2. Narendra Modi is now the second most-liked politician on Facebook, with 14 million likes, coming second only to Barack Obama. But there’s more to social media than Facebook.
Despite the popularity of sites like Facebook, the election hasn’t only been fought on one front. A tweet by Narenda Modi last night is already the most popular tweet in India.
4. The chart below showcases the number of times each major political party and candidate was mentioned on Twitter. Orange refers to Modi, green to Arvind Kejriwal of the AAP and blue for Rahul Gandhi of the National Congress party.
It’s hard to say which Thanksgiving tradition is more iconic: carving a turkey, catching a football game or watching the Macy’s Thanksgiving Day Parade. While we know that images of Thanksgiving dinners are likely to overtake Instagram tomorrow, we’re also sure that many people on the ground in New York City will be capturing some amazing photos of the parade.
Thanks to Twitter and Instagram, we can now experience the parade from thousands of different viewpoints, rather than just the feed offered by our television stations. That’s why we want you to share your photos of the Thanksgiving Day Parade 2012 with us. Whether it’s the massive crowd surging from Central Park West to 7th Avenue or the bellies of Spider-man and Snoopy, send us your on-location pictures so that the whole Mashable community can experience this annual New York City tradition.
Tag your photos on social media with the hashtag #MashParade so we’ll be sure to see them. If you aren’t an Instagram or Twitter user you can still submit your photos below. The parade itself begins at 9:00 a.m. EST on Thursday. Happy Thanksgiving!
How to Share Your Photos
Tweet a photo of the Macy’s Thanksgiving Day Parade 2012 to @mashablehq with the hashtag #MashParade. If you need more than one tweet to write your caption, just send us another tweet. OR
Instagram a photo of the parade with the hashtag #MashParade
Pinterest has joined Twitter, Zynga, Airbnb and a host of other social-based tech companies in San Francisco after announcing Monday that it would leave Palo Alto — where earlier this year the image-sharing network exploded into one of the fastest growing social networks of all time.

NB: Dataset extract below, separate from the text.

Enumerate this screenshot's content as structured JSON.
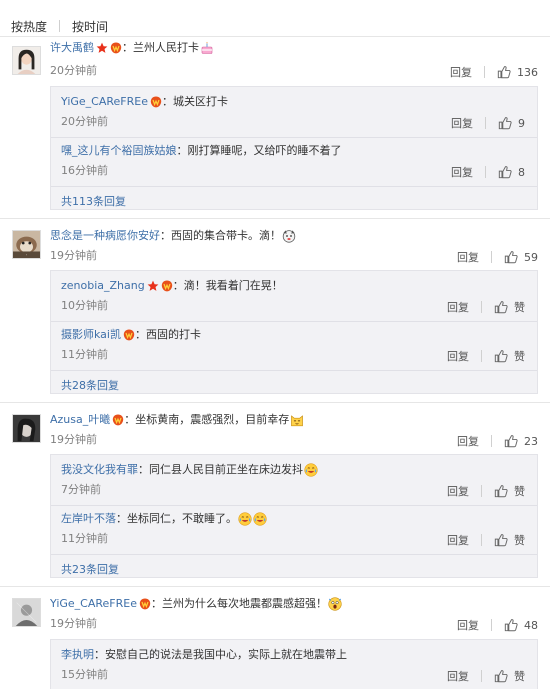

San Francisco Mayor Ed Lee — who has made drawing tech startups to the city a top priority of his administration — touted Pinterest’s move north from Silicon Valley as a victory for the local economy.
“I am thrilled to welcome Pinterest to the ‘Innovation Capital of the World,’ and am pleased that our efforts to attract and retain the industry’s best and most innovative companies are working,” he said in a press statement.
Pinterest has signed a short-term lease for a space at Seventh and Brannan streets as it finalizes plans for a long-term relocation to the SoMa district, according to a press release from Lee’s office. The release also references “immediate growth” by Pinterest, but does not go into detail.
Airbnb and Zynga are based in the same neighborhood, and Twitter recently moved into a spacious building not far away after threatening to move out of San Francisco unless it got a set of favorable tax breaks from the city.